But not me. I think of myself as a sleeper agent. A spy. A rogue operator, malevolent and bitter, embedded deep within this culture of collaboration and respect. I am a mole. I subvert them in small ways. And they think I’m one of them.
I enact my rebellion by inches. I do it by stitching a seam too tight or by letting out a waist too much. Little things here and there that makes things just that little bit too uncomfortable. You can’t be too obvious or they’ll just come back here and harp at you to fix it. But, if you’re clever, you can give them a little subconscious pinch that causes that tiny bit of doubt to creep into their opinion of themselves. They become a little more uncertain. You can always spot it when it works. It’s behind the eyes. A small glazing of hesitation. I live for that.

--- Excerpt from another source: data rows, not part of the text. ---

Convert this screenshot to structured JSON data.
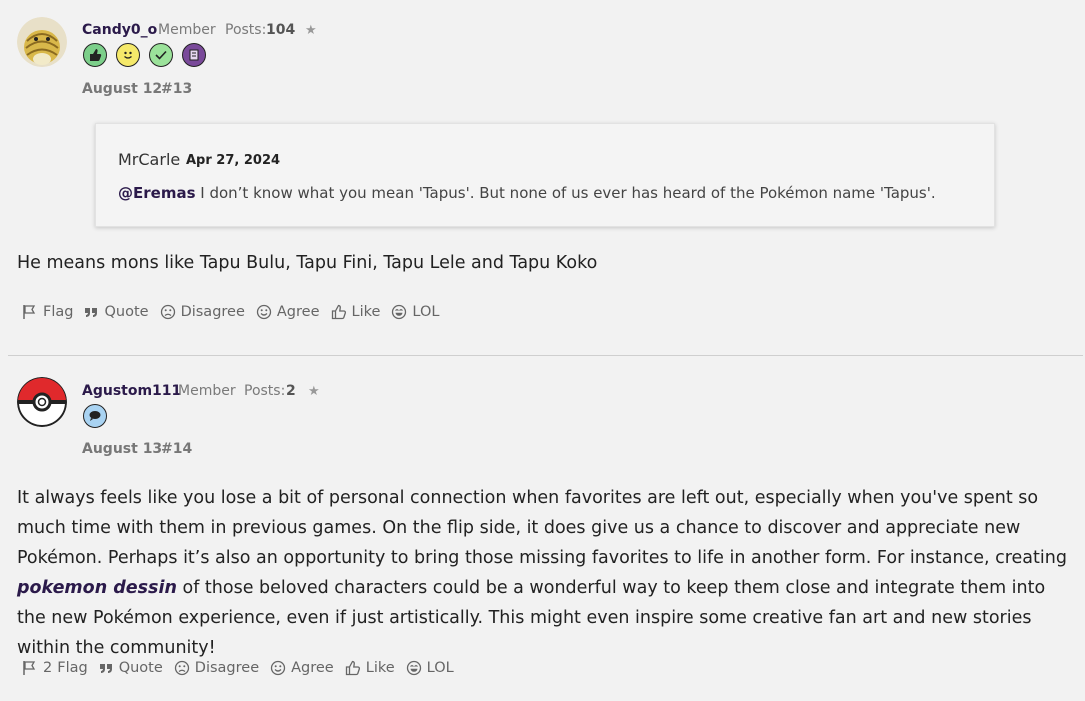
{
  "posts": [
    {
      "username": "Candy0_o",
      "role": "Member",
      "posts_label": "Posts:",
      "posts_count": "104",
      "star": "★",
      "avatar": "sandshrew-avatar",
      "badges": [
        "thumbs-up-badge",
        "smiley-badge",
        "checkmark-badge",
        "book-badge"
      ],
      "date": "August 12",
      "number": "#13",
      "quote": {
        "author": "MrCarle",
        "date": "Apr 27, 2024",
        "mention": "@Eremas",
        "text": " I don’t know what you mean 'Tapus'. But none of us ever has heard of the Pokémon name 'Tapus'."
      },
      "body": "He means mons like Tapu Bulu, Tapu Fini, Tapu Lele and Tapu Koko",
      "actions": {
        "count": "",
        "flag": "Flag",
        "quote": "Quote",
        "disagree": "Disagree",
        "agree": "Agree",
        "like": "Like",
        "lol": "LOL"
      }
    },
    {
      "username": "Agustom111",
      "role": "Member",
      "posts_label": "Posts:",
      "posts_count": "2",
      "star": "★",
      "avatar": "pokeball-avatar",
      "badges": [
        "speech-bubble-badge"
      ],
      "date": "August 13",
      "number": "#14",
      "body_before": "It always feels like you lose a bit of personal connection when favorites are left out, especially when you've spent so much time with them in previous games. On the flip side, it does give us a chance to discover and appreciate new Pokémon. Perhaps it’s also an opportunity to bring those missing favorites to life in another form. For instance, creating ",
      "body_link": "pokemon dessin",
      "body_after": " of those beloved characters could be a wonderful way to keep them close and integrate them into the new Pokémon experience, even if just artistically. This might even inspire some creative fan art and new stories within the community!",
      "actions": {
        "count": "2",
        "flag": "Flag",
        "quote": "Quote",
        "disagree": "Disagree",
        "agree": "Agree",
        "like": "Like",
        "lol": "LOL"
      }
    }
  ],
  "colors": {
    "username": "#2b1a4a",
    "background": "#f2f2f2",
    "badge_green": "#7ccf8a",
    "badge_yellow": "#f5e96a",
    "badge_purple": "#7a4a9a",
    "badge_blue": "#a9d3f2"
  }
}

Christ! Look at that. They dropped the bloody orange. There it goes, rolling upstage. Hear that? Those nervous few titters from the audience. That’ll ripple across the players onstage like a shockwave. They’ll all feel it, right in their bellies.
And another thing. The people that push up between the crowded elbows to lather superlatives on these people, they always seem to lead with the same, awe-inspired sputum, ‘I don’t know how you remember all those lines,’ they say. ‘It’s amazing that you can do that!’
Amazing? Is that a joke? Amazing! It’s their goddamn job. I don’t get congratulated for knowing how to stitch. Learning your lines is surely a base minimum requirement for the position. How can you marvel at someone for reaching the lowest level necessary to function? How?
I heard a good story once, of a director confronted with a distraught and floundering actor who was struggling to ‘root’ their character’s drive and motivation. They asked the director for help. The director calmly turned to them and replied, ‘It’s simple, my dear. Simply act better.’
I’d have liked to have seen that one. I’d have liked to have been there to see the shocked indignation at the simplicity of the solution. I would have paid good money for that.
I suppose you’d wonder how I got here? Why I stay here? Why I subject myself to this torture in the middle of so many people who obviously love it. Who so obviously live for it. The answer it too disappointing to share. I’m deeply dispirited in myself whenever I think about it. So much so that I have agreed with myself to never share it.
So there. You’ll simply have to squirm in the unease of that one.
In the meantime, there’s another thing that’s been getting to m…
Here they come.
Written by Adam O'Keeffe ©2016
Illustrations by Stephen Galvin ©2016